Additional questions include:
- Should competitions be structured by division based on demonstrated skill (e.g., novice, intermediate, expert)?
- What is the best way to align competition design efforts with academic classes and credit?
- How should potential users be involved in the definition of tasks?
- Do we need to consider a series of sequentially more challenging task challenges?
- How do we measure impact and success?
- What are the informal and formal methods of cooperation?
The committee will seek answers to these questions in the coming months and years.
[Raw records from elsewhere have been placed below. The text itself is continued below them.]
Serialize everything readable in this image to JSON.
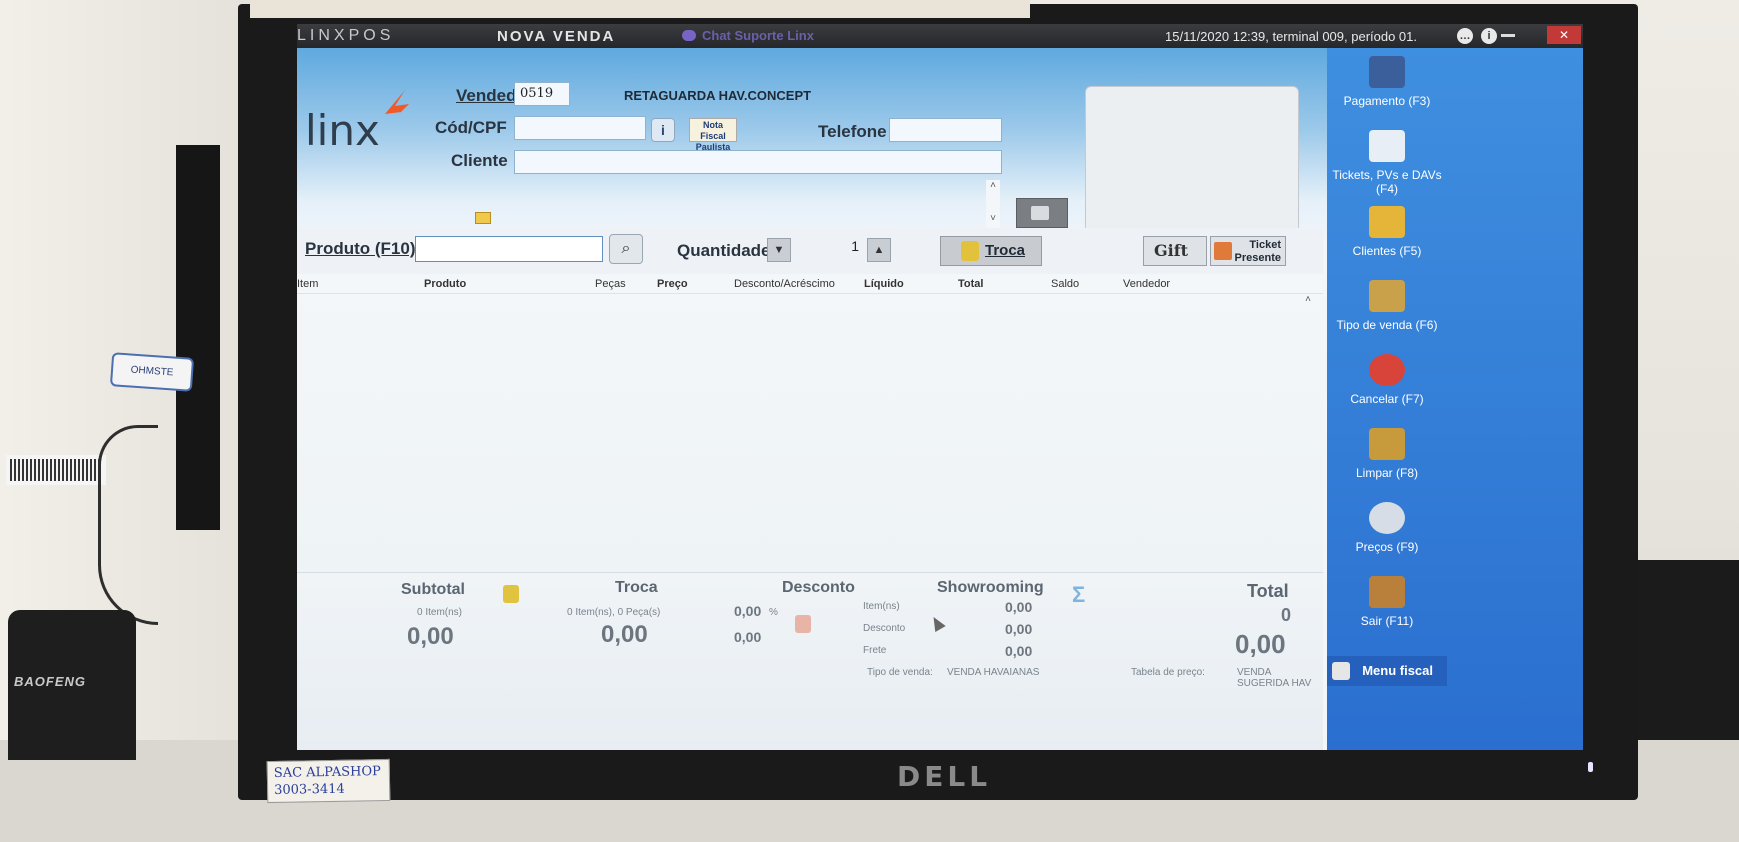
{
  "titlebar": {
    "brand": "LINXPOS",
    "window_title": "NOVA VENDA",
    "chat_label": "Chat Suporte Linx",
    "status": "15/11/2020 12:39, terminal 009, período 01.",
    "close_label": "✕",
    "info_label": "i"
  },
  "header": {
    "logo": "linx",
    "vendedor_label": "Vendedor",
    "vendedor_value": "0519",
    "company": "RETAGUARDA HAV.CONCEPT",
    "cpf_label": "Cód/CPF",
    "cpf_value": "",
    "nota_label": "Nota Fiscal Paulista",
    "telefone_label": "Telefone",
    "telefone_value": "",
    "cliente_label": "Cliente",
    "cliente_value": ""
  },
  "search": {
    "produto_label": "Produto (F10)",
    "produto_value": "",
    "quantidade_label": "Quantidade",
    "quantidade_value": "1",
    "troca_label": "Troca",
    "gift_label": "Gift",
    "ticket_label_1": "Ticket",
    "ticket_label_2": "Presente"
  },
  "grid": {
    "columns": [
      "Item",
      "Produto",
      "Peças",
      "Preço",
      "Desconto/Acréscimo",
      "Líquido",
      "Total",
      "Saldo",
      "Vendedor"
    ]
  },
  "totals": {
    "subtotal_title": "Subtotal",
    "subtotal_items": "0 Item(ns)",
    "subtotal_value": "0,00",
    "troca_title": "Troca",
    "troca_items": "0 Item(ns), 0 Peça(s)",
    "troca_value": "0,00",
    "desconto_title": "Desconto",
    "desconto_pct": "0,00",
    "desconto_pct_sign": "%",
    "desconto_value": "0,00",
    "showrooming_title": "Showrooming",
    "show_items_label": "Item(ns)",
    "show_items_value": "0,00",
    "show_desconto_label": "Desconto",
    "show_desconto_value": "0,00",
    "show_frete_label": "Frete",
    "show_frete_value": "0,00",
    "total_title": "Total",
    "total_count": "0",
    "total_value": "0,00",
    "tipo_venda_label": "Tipo de venda:",
    "tipo_venda_value": "VENDA HAVAIANAS",
    "tabela_label": "Tabela de preço:",
    "tabela_value": "VENDA SUGERIDA HAV"
  },
  "sidebar": {
    "items": [
      {
        "label": "Pagamento (F3)",
        "icon": "payment-icon",
        "color": "#3b5f9a"
      },
      {
        "label": "Tickets, PVs e DAVs (F4)",
        "icon": "tickets-icon",
        "color": "#e8eef5"
      },
      {
        "label": "Clientes (F5)",
        "icon": "clients-icon",
        "color": "#e5b53a"
      },
      {
        "label": "Tipo de venda (F6)",
        "icon": "sale-type-icon",
        "color": "#c9a14a"
      },
      {
        "label": "Cancelar (F7)",
        "icon": "cancel-icon",
        "color": "#d9443a"
      },
      {
        "label": "Limpar (F8)",
        "icon": "broom-icon",
        "color": "#c79a3c"
      },
      {
        "label": "Preços (F9)",
        "icon": "prices-icon",
        "color": "#d6dde6"
      },
      {
        "label": "Sair (F11)",
        "icon": "exit-icon",
        "color": "#b9803c"
      }
    ],
    "menu_fiscal": "Menu fiscal"
  },
  "environment": {
    "monitor_brand": "DELL",
    "sticker_line1": "SAC ALPASHOP",
    "sticker_line2": "3003-3414",
    "radio_brand": "BAOFENG",
    "usb_label": "OHMSTE"
  }
}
For more information, visit the committee website.
Acknowledgments: The University of Porto, Dr. Joao Sousa and Catarina Morais; OES, Drs. Rene Garello, Chris de Moustier and Malcom Heron.
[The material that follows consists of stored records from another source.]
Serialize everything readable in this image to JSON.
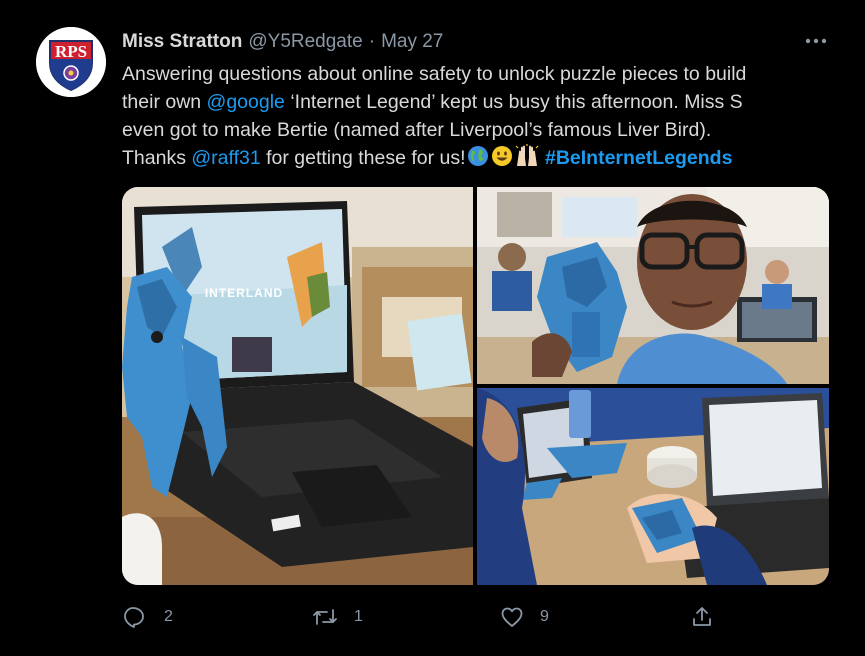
{
  "author": {
    "name": "Miss Stratton",
    "handle": "@Y5Redgate",
    "separator": "·",
    "date": "May 27",
    "avatar_text": "RPS"
  },
  "tweet": {
    "line1": "Answering questions about online safety to unlock puzzle pieces to build",
    "line2_before": "their own ",
    "line2_mention": "@google",
    "line2_after": " ‘Internet Legend’ kept us busy this afternoon. Miss S",
    "line3": "even got to make Bertie (named after Liverpool’s famous Liver Bird).",
    "line4_before": "Thanks ",
    "line4_mention": "@raff31",
    "line4_after": " for getting these for us!",
    "emojis": [
      "globe-emoji",
      "smiley-emoji",
      "raised-hands-emoji"
    ],
    "hashtag": "#BeInternetLegends"
  },
  "photos": {
    "laptop_screen_title": "INTERLAND"
  },
  "actions": {
    "replies": "2",
    "retweets": "1",
    "likes": "9"
  },
  "colors": {
    "background": "#000000",
    "text": "#d9d9d9",
    "muted": "#8b98a5",
    "accent": "#1d9bf0"
  },
  "icons": {
    "more": "more-dots-icon",
    "reply": "reply-icon",
    "retweet": "retweet-icon",
    "like": "like-icon",
    "share": "share-icon"
  }
}
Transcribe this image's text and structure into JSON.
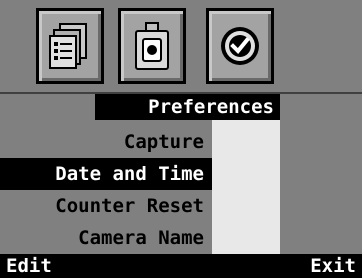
{
  "toolbar": {
    "buttons": [
      {
        "icon": "documents-icon"
      },
      {
        "icon": "camera-icon"
      },
      {
        "icon": "checkmark-icon"
      }
    ]
  },
  "menu": {
    "title": "Preferences",
    "items": [
      {
        "label": "Capture"
      },
      {
        "label": "Date and Time",
        "selected": true
      },
      {
        "label": "Counter Reset"
      },
      {
        "label": "Camera Name"
      }
    ]
  },
  "softkeys": {
    "left": "Edit",
    "right": "Exit"
  }
}
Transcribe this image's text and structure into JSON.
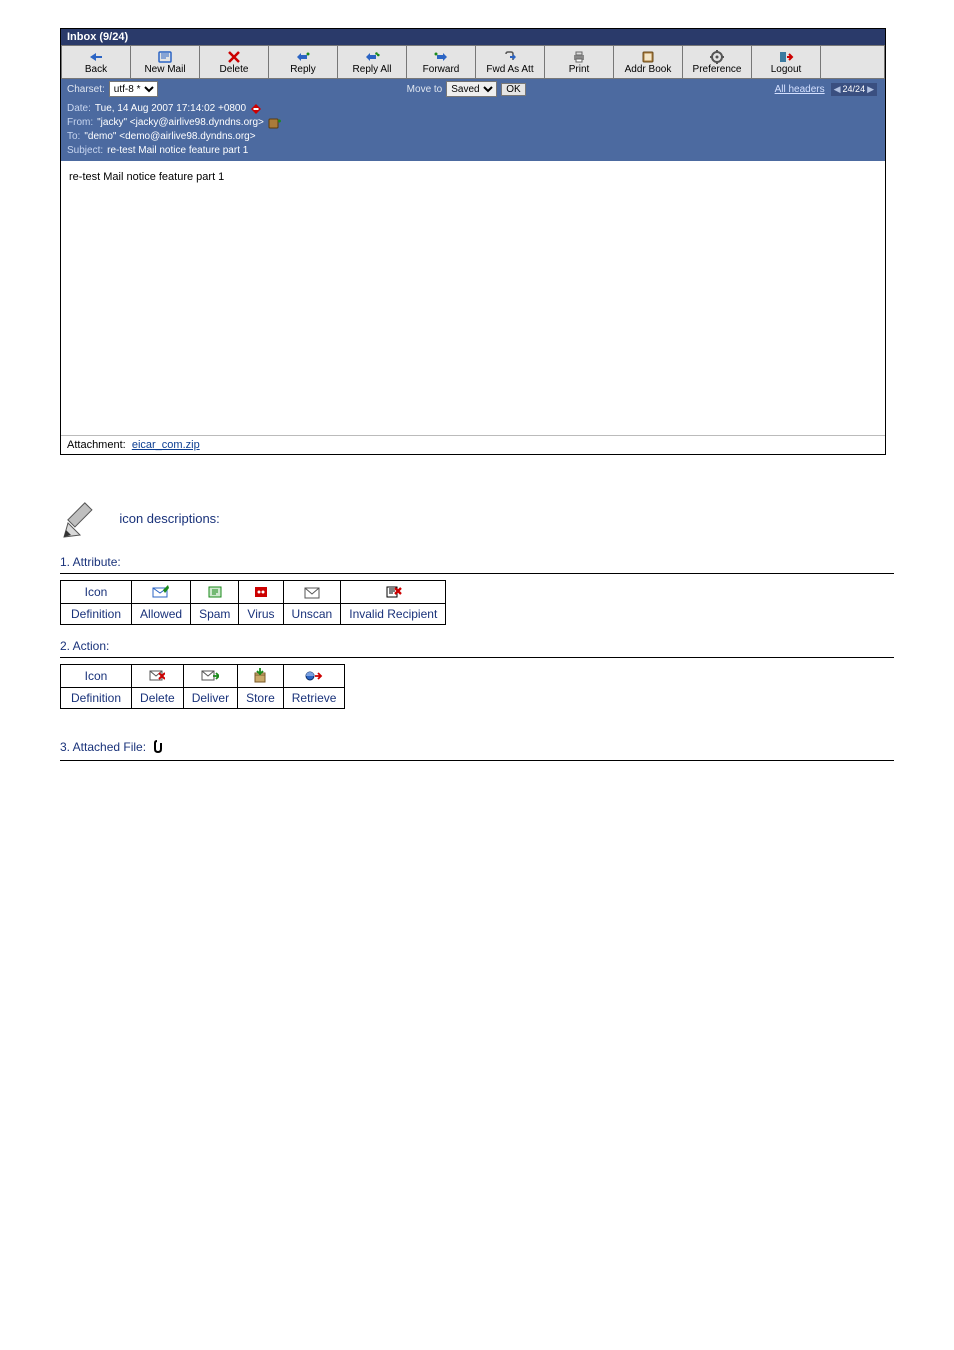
{
  "window": {
    "title": "Inbox (9/24)"
  },
  "toolbar": {
    "back": "Back",
    "newmail": "New Mail",
    "delete": "Delete",
    "reply": "Reply",
    "replyall": "Reply All",
    "forward": "Forward",
    "fwdatt": "Fwd As Att",
    "print": "Print",
    "addrbook": "Addr Book",
    "preference": "Preference",
    "logout": "Logout"
  },
  "subbar": {
    "charset_label": "Charset:",
    "charset_value": "utf-8 *",
    "moveto_label": "Move to",
    "moveto_value": "Saved",
    "ok": "OK",
    "allheaders": "All headers",
    "pos": "24/24"
  },
  "header": {
    "date_k": "Date:",
    "date_v": "Tue, 14 Aug 2007 17:14:02 +0800",
    "from_k": "From:",
    "from_v": "\"jacky\" <jacky@airlive98.dyndns.org>",
    "to_k": "To:",
    "to_v": "\"demo\" <demo@airlive98.dyndns.org>",
    "subj_k": "Subject:",
    "subj_v": "re-test Mail notice feature part 1"
  },
  "body": {
    "text": "re-test Mail notice feature part 1"
  },
  "attachment": {
    "label": "Attachment:",
    "file": "eicar_com.zip"
  },
  "notes": {
    "title": "icon descriptions:",
    "s1": "1. Attribute:",
    "s2": "2. Action:",
    "s3": "3. Attached File:",
    "col_icon": "Icon",
    "col_def": "Definition",
    "attr": {
      "allowed": "Allowed",
      "spam": "Spam",
      "virus": "Virus",
      "unscan": "Unscan",
      "invalid": "Invalid Recipient"
    },
    "act": {
      "delete": "Delete",
      "deliver": "Deliver",
      "store": "Store",
      "retrieve": "Retrieve"
    }
  }
}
William Kirkwood is a senior engineer at the Monetery Bay Aquarium Research Institute and treasurer of the IEEE OES.
Thomas Curtin is a senior scientist at the Applied Physics Laboratory, University of Washington, and the founder of the RoboSub competition.
Yvan Petillot is a professor at Heriot-Watt University and a principal in the European Robotics League.
João Sousa is a professor at Porto University and the host of the Workshop, Portugal.
Esteban Escobar is the chief executive officer of 5:00 Films.
Zoz Brooks is a consultant with RoboNation.
All members of the committee contributed to the workshop discussions and output. They are acknowledged here in alphabetical order: Greado Acosta (U. Buenos Aries), Gianluca Antonelli (U. di Cassino), D. Atmanand (NIOT), Ralf Bachmayer (Memorial U.), Anne Bajart (EU), Julie Banner (U.S. Navy), Dick Blidberg (consultant), Marc Carreras (U. Girona), Kelley Cooper (U.S. Navy), Nuno Cruz (Porto U.), Janelle Curtis (AUVSI Foundation), Daryl Davidson (AUVSI Foundation), Daniel Deitz (U.S. Navy), Vladimir Djapic (consultant), Tom Drake (U.S. Navy), Shuangshuang Fan (Zhejiang U./ U. Tasmania), Fausto Ferreira (CMRE), Gabriele Ferri (CMRE), Hayato Kondo (Tokyo U.), David Lane (Heriot-Watt U.), Richard Mills (Kongsberg), Rick Nagle (consultant and workshop scribe), David Novick (RoboSub), Felix Pageau (RoboBoat), Venugopalan Pallayil (Nat. U. Singapore), Bill Porter (U.S. Navy), Aamir Qaiyumi (Robot-X), Pere Ridao (U. Girona), Robert Simmons (U.S. Navy), Hanu Singh (WHOI), Asgeir Sorenson (U. Norway), Jason Stack (U.S. Navy), Ivan Stenius (KTH), Andy Stewart (APL/U. Washington), Tom Swean (consultant), Doug Todoroff (U.S. Navy), Giancarlo Troni (Pontifica U.), Zoran Vukic (U. Zagreb), Christoph Waldmann (U. Bremen), Alan Winfield (U.West England).